Transition Management between Construction Completion, Pre-Commissioning, Commissioning, and Startup

RT-333 Topic Summary
RT 333


The transfer of new assets from construction to commissioning, and then on to the owner/operator, can cause confusion and create significant controversy. Today, transfer practices vary considerably across the industry. The practices and methods for defining mechanical completion and identifying responsibilities and accountabilities are typically not well defined, and disputes arise over the readiness of assets for transfer to commissioning and owner groups. Confusion is particularly common with respect to the roles and responsibilities for testing and verification of installation and functional performance. This confusion often generates disputes and ultimately delays turnover to the owner.

Traditional approaches to construction do not always align with the commissioning teams’ need for the prescribed sequences of systems-based turnover. Construction often offers incomplete or out-of-sequence systems at commissioning, which can cause delay and detrimentally affect on production and/or return on investment. Several prior studies also indicated that commissioning failures are too common in frequency and extremely costly in impact. The business case for action is clear, yet the transitions between construction/pre-commissioning/commissioning/startup/closeout (abbreviated as CCSU to emphasize the construction component) remain challenging for many reasons, but especially due to contractual separations and the multitude of organizational interfaces and hand-offs.

Achieving project and commissioning success requires a solid understanding of the CCSU activities to be undertaken and the associated responsibility assignments. The RT-333 research answers the essential question originally provided to it by CII: “How can the industry establish or clarify the accountabilities and responsibilities among construction completion, pre-commissioning, commissioning, and operations functions?”

Collectively, the findings from this study provide focused and substantive guidance on how project teams can enhance the effectiveness of CCSU transitions.

Related Academic Publications (not published by CII)
CII does not review or endorse these publications, which were published independently, but added them here because they were directly or indirectly supported by the CII research project.
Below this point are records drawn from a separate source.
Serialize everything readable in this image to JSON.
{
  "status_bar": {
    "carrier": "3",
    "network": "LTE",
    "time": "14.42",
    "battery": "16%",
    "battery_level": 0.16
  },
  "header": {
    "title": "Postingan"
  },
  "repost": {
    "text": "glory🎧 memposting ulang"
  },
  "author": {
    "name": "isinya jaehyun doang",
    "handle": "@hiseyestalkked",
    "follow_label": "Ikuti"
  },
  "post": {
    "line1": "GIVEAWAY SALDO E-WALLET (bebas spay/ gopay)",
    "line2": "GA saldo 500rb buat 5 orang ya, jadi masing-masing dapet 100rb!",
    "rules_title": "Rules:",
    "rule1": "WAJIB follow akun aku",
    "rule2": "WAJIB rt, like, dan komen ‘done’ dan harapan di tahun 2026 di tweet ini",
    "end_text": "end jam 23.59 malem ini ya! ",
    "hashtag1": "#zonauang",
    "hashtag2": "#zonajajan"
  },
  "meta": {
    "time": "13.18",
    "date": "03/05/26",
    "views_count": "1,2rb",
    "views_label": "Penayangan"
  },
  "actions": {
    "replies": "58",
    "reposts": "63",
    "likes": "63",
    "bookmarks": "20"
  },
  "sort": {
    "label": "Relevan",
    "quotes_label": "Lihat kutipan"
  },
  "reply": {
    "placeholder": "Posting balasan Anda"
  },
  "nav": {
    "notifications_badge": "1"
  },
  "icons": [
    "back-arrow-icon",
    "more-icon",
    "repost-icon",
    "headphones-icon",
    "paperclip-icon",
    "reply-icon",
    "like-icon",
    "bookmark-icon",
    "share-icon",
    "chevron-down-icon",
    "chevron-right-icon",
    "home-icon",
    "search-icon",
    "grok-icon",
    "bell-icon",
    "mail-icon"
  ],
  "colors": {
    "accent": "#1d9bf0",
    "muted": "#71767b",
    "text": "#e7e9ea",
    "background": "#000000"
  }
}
Users may need to pay to access these pieces.

Mock, B. and O’Connor, J. (2021), "Taxonomic categories for commissioning and startup hot spot strategies," Construction Innovation (in press).

O’Connor, J. T. and Mock, B. (2020), “Responsibilities and accountabilities for industrial facility commissioning and startup activities,” Construction Innovation 20(4) 625-645.

Mock, B. and O’Connor, J. T. (2019), “High-value, low-effort industrial plant commissioning solution strategies,” Construction Innovation (19)4, 653-671.

Mock, B. D., and O'Connor, J. T. (2019). “Owner and contractor solution strategies for industrial commissioning.” Construction Innovation (19)2, 256-279.

O'Connor, J. T., and Mock, B. D. (2019). “Construction, Commissioning, and Startup Execution: Problematic Activities on Capital Projects.” Journal of Construction Engineering and Management (145)4.


Key Findings and Implementation Tools

1 : CCSU System Phases and Milestones

The graphic below depicts the CCSU project phases, milestones, and handover/transition events.

Reference: (SP333-1)

2 : CCSU Implementation Process

In response to the challenges of CCSU, RT-333 developed a 17-step implementation process that integrates the key findings from three CII research teams that addressed commissioning: RT-121, Planning for Startup; RT-312, Best Practices for Commissioning; and RT-333 itself.

Reference: (SP333-1)

3 : CCSU Activities Flowchart

RT-333 developed a flowchart of 124 CCSU activities, organized by project phase and four thematic categories. Twenty CCSU “hot spots” (highlighted in yellow) surfaced from research-based screening efforts. The team documented the Heidelberg Spar case study to demonstrate the substantial value that can result from timely and effective mitigation efforts for targeted CCSU hot spots.